_RECORD EXCERPTS:_
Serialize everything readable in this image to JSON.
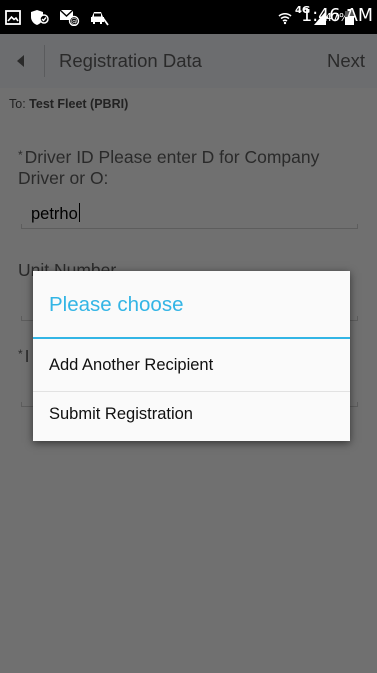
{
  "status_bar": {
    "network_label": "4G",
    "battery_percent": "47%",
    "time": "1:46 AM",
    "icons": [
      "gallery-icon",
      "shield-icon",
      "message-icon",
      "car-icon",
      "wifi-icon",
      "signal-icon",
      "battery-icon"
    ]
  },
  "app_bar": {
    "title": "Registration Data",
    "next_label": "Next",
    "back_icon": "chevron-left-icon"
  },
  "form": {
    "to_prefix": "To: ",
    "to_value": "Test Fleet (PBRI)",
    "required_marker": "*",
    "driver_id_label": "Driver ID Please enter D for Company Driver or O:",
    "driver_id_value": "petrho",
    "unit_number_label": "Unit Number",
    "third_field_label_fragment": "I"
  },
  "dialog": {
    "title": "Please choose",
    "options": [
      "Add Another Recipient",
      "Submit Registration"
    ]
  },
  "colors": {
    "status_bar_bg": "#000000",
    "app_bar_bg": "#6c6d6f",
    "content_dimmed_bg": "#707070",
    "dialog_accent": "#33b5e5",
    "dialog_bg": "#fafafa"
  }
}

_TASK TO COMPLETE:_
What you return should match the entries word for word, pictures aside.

_TASK ANSWER:_
Serialize everything readable in this image to JSON.
{
  "status_bar": {
    "network_label": "4G",
    "battery_percent": "47%",
    "time": "1:46 AM",
    "icons": [
      "gallery-icon",
      "shield-icon",
      "message-icon",
      "car-icon",
      "wifi-icon",
      "signal-icon",
      "battery-icon"
    ]
  },
  "app_bar": {
    "title": "Registration Data",
    "next_label": "Next",
    "back_icon": "chevron-left-icon"
  },
  "form": {
    "to_prefix": "To: ",
    "to_value": "Test Fleet (PBRI)",
    "required_marker": "*",
    "driver_id_label": "Driver ID Please enter D for Company Driver or O:",
    "driver_id_value": "petrho",
    "unit_number_label": "Unit Number",
    "third_field_label_fragment": "I"
  },
  "dialog": {
    "title": "Please choose",
    "options": [
      "Add Another Recipient",
      "Submit Registration"
    ]
  },
  "colors": {
    "status_bar_bg": "#000000",
    "app_bar_bg": "#6c6d6f",
    "content_dimmed_bg": "#707070",
    "dialog_accent": "#33b5e5",
    "dialog_bg": "#fafafa"
  }
}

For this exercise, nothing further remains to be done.